Problem statement
Would you return the entries below exactly from the line containing "Decode this image" onward, ending with the final line and including it, and nothing else?
BEGIN Dataset extract
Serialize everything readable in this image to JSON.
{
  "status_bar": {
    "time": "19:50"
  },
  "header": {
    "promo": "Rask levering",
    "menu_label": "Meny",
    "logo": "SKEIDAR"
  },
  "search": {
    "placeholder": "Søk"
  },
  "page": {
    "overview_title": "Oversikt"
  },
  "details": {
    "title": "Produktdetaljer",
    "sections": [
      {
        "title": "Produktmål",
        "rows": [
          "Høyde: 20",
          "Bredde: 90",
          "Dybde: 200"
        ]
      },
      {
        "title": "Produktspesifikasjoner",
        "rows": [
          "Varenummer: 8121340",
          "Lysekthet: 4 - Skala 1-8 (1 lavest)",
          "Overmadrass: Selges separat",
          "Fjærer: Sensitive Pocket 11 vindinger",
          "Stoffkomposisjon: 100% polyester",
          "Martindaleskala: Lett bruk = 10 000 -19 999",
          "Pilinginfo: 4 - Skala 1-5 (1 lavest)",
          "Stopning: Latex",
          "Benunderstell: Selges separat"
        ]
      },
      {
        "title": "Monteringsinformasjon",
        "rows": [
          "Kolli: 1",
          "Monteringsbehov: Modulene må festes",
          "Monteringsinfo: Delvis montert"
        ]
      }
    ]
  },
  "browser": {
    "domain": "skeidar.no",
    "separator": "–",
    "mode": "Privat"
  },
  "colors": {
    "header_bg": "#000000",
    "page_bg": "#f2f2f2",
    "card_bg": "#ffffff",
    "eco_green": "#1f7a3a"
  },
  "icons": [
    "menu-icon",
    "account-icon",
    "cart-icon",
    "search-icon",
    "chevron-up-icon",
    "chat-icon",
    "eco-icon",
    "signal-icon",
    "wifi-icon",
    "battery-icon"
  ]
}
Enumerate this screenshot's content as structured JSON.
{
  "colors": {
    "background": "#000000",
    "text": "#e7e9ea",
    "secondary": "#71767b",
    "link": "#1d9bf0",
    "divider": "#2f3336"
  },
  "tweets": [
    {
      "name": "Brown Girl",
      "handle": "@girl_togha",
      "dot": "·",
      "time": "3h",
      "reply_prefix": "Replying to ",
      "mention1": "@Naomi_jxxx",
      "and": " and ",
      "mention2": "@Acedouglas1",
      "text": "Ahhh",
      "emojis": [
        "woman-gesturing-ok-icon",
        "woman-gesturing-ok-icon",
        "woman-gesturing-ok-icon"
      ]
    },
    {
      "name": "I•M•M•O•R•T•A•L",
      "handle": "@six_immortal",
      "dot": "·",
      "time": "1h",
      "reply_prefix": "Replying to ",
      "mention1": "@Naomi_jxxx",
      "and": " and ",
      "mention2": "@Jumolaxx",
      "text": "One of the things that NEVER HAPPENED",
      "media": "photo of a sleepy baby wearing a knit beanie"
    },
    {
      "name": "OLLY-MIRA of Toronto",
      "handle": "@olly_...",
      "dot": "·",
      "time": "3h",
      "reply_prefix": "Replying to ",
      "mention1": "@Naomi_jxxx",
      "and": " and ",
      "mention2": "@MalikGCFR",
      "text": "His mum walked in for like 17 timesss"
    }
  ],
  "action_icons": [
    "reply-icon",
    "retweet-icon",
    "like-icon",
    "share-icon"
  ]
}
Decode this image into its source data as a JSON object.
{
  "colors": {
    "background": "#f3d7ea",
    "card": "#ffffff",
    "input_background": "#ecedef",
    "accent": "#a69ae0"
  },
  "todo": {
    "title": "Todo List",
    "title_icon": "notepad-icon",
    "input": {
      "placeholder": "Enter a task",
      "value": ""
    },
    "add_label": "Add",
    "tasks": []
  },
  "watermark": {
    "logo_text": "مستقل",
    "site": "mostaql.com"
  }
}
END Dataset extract
Task response
Decode this image into its source data as a JSON object.
{
  "colors": {
    "background": "#f3d7ea",
    "card": "#ffffff",
    "input_background": "#ecedef",
    "accent": "#a69ae0"
  },
  "todo": {
    "title": "Todo List",
    "title_icon": "notepad-icon",
    "input": {
      "placeholder": "Enter a task",
      "value": ""
    },
    "add_label": "Add",
    "tasks": []
  },
  "watermark": {
    "logo_text": "مستقل",
    "site": "mostaql.com"
  }
}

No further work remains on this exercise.